“Rogue One: A Star Wars Story” is every bit as good as you’ve heard; even this non-“Star Wars” geek had great fun with it. I’d cheerfully give it a 9 out of 10, and I’d recommend you give it a try even if you don’t typically enjoy the franchise.
Die-hard fans are currently noting all of the things that make this film unique in the series: it’s the first “Star Wars” movie without a Jedi, the first without the trademark opening text-crawl, the first one without a lightsaber duel.
Casual fans might be more impressed with more general differences. Two stood out for me.
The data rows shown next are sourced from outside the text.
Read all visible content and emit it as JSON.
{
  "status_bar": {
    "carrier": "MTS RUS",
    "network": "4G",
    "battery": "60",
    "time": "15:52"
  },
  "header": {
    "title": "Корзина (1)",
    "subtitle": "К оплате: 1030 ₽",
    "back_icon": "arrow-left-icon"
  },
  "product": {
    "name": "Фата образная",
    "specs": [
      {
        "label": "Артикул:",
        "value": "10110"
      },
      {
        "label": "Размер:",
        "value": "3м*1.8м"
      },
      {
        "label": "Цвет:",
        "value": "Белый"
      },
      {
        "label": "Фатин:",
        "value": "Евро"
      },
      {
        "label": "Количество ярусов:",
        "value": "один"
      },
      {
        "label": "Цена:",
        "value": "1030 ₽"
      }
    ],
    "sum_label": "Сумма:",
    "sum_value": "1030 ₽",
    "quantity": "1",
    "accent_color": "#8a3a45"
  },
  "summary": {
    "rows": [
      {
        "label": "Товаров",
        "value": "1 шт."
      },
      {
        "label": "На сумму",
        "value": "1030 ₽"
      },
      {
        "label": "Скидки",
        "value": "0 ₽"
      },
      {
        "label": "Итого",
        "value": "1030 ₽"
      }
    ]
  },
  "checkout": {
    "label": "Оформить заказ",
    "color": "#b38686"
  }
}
One, this is the first Star Wars film since “The Empire Strikes Back” (1980) that seems aimed mainly at adults. Yes, the fairy tale elements are still there — we have an underdog orphan searching for her father, the requisite anthropomorphic aliens, and a humorous robot mascot (which surprisingly worked quite well). But those elements are absolutely upstaged by a bona fide war film, complete with tactics, strategy, panic, collateral damage and casualties. I remember thinking during a surprisingly gritty urban warfare scene that it was as though some filmmakers had taken a scene from a film like “The Hurt Locker” (2008) and set it within the “Star Wars” universe.
Two, I think that this is the most human Star Wars movie we’ve had since “Empire.” It wouldn’t be “Star Wars” without the aforementioned aliens and robots, and plenty of references are made to the Force and the Jedi. But this is a movie about ordinary people. Yes, there is one larger-than-life character who appears … force-sensitive? This universe’s equivalent of Marvel’s “Daredevil?” (This was a confusing story element that didn’t always work for me.) But we are presented primarily with all-too-human anti-heroes who feel fear, suffer, and die.
Isn’t that more exciting than watching cartoonish aliens fight armies of equally cute battle-droids? In this film’s better moments, it made me feel like a was watching a “real” war with “real” people, and I was surprised to find myself actually rooting for the good guys in a “Star Wars” film — this has been a series that I’ve long half-dismissed as being essentially children’s stories.
Seriously, this was a good movie. Check it out.